Extracted records:
----------------
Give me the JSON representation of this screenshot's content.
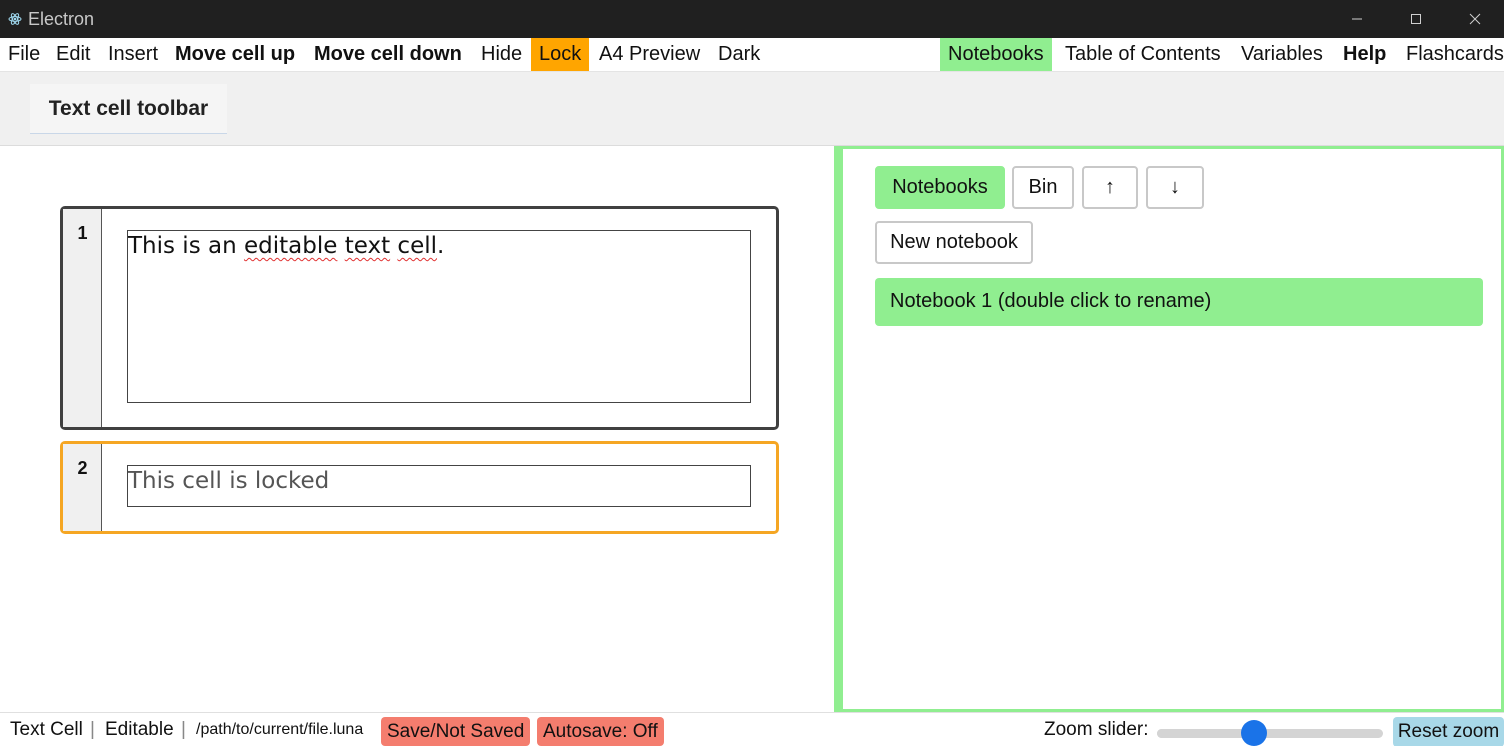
{
  "window": {
    "title": "Electron"
  },
  "menu": {
    "file": "File",
    "edit": "Edit",
    "insert": "Insert",
    "move_up": "Move cell up",
    "move_down": "Move cell down",
    "hide": "Hide",
    "lock": "Lock",
    "a4_preview": "A4 Preview",
    "dark": "Dark",
    "notebooks": "Notebooks",
    "toc": "Table of Contents",
    "variables": "Variables",
    "help": "Help",
    "flashcards": "Flashcards"
  },
  "toolbar": {
    "tab_label": "Text cell toolbar"
  },
  "cells": [
    {
      "number": "1",
      "text_parts": [
        "This is an ",
        "editable",
        " ",
        "text",
        " ",
        "cell",
        "."
      ]
    },
    {
      "number": "2",
      "text": "This cell is locked"
    }
  ],
  "panel": {
    "notebooks_button": "Notebooks",
    "bin_button": "Bin",
    "up_button": "↑",
    "down_button": "↓",
    "new_notebook_button": "New notebook",
    "notebooks": [
      {
        "name": "Notebook 1 (double click to rename)"
      }
    ]
  },
  "status": {
    "cell_type": "Text Cell",
    "separator": "|",
    "mode": "Editable",
    "file_path": "/path/to/current/file.luna",
    "save_state": "Save/Not Saved",
    "autosave": "Autosave: Off",
    "zoom_label": "Zoom slider:",
    "zoom_level": 0.43,
    "reset_zoom": "Reset zoom"
  },
  "colors": {
    "accent_green": "#90ee90",
    "lock_orange": "#ffa500",
    "locked_cell_border": "#f5a623",
    "status_badge_red": "#f47d6e",
    "slider_thumb_blue": "#1a73e8",
    "reset_zoom_blue": "#a8d8e8"
  }
}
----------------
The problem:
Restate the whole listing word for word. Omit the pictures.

Output of the task:
Give me the JSON representation of this screenshot's content.
{
  "window": {
    "title": "Electron"
  },
  "menu": {
    "file": "File",
    "edit": "Edit",
    "insert": "Insert",
    "move_up": "Move cell up",
    "move_down": "Move cell down",
    "hide": "Hide",
    "lock": "Lock",
    "a4_preview": "A4 Preview",
    "dark": "Dark",
    "notebooks": "Notebooks",
    "toc": "Table of Contents",
    "variables": "Variables",
    "help": "Help",
    "flashcards": "Flashcards"
  },
  "toolbar": {
    "tab_label": "Text cell toolbar"
  },
  "cells": [
    {
      "number": "1",
      "text_parts": [
        "This is an ",
        "editable",
        " ",
        "text",
        " ",
        "cell",
        "."
      ]
    },
    {
      "number": "2",
      "text": "This cell is locked"
    }
  ],
  "panel": {
    "notebooks_button": "Notebooks",
    "bin_button": "Bin",
    "up_button": "↑",
    "down_button": "↓",
    "new_notebook_button": "New notebook",
    "notebooks": [
      {
        "name": "Notebook 1 (double click to rename)"
      }
    ]
  },
  "status": {
    "cell_type": "Text Cell",
    "separator": "|",
    "mode": "Editable",
    "file_path": "/path/to/current/file.luna",
    "save_state": "Save/Not Saved",
    "autosave": "Autosave: Off",
    "zoom_label": "Zoom slider:",
    "zoom_level": 0.43,
    "reset_zoom": "Reset zoom"
  },
  "colors": {
    "accent_green": "#90ee90",
    "lock_orange": "#ffa500",
    "locked_cell_border": "#f5a623",
    "status_badge_red": "#f47d6e",
    "slider_thumb_blue": "#1a73e8",
    "reset_zoom_blue": "#a8d8e8"
  }
}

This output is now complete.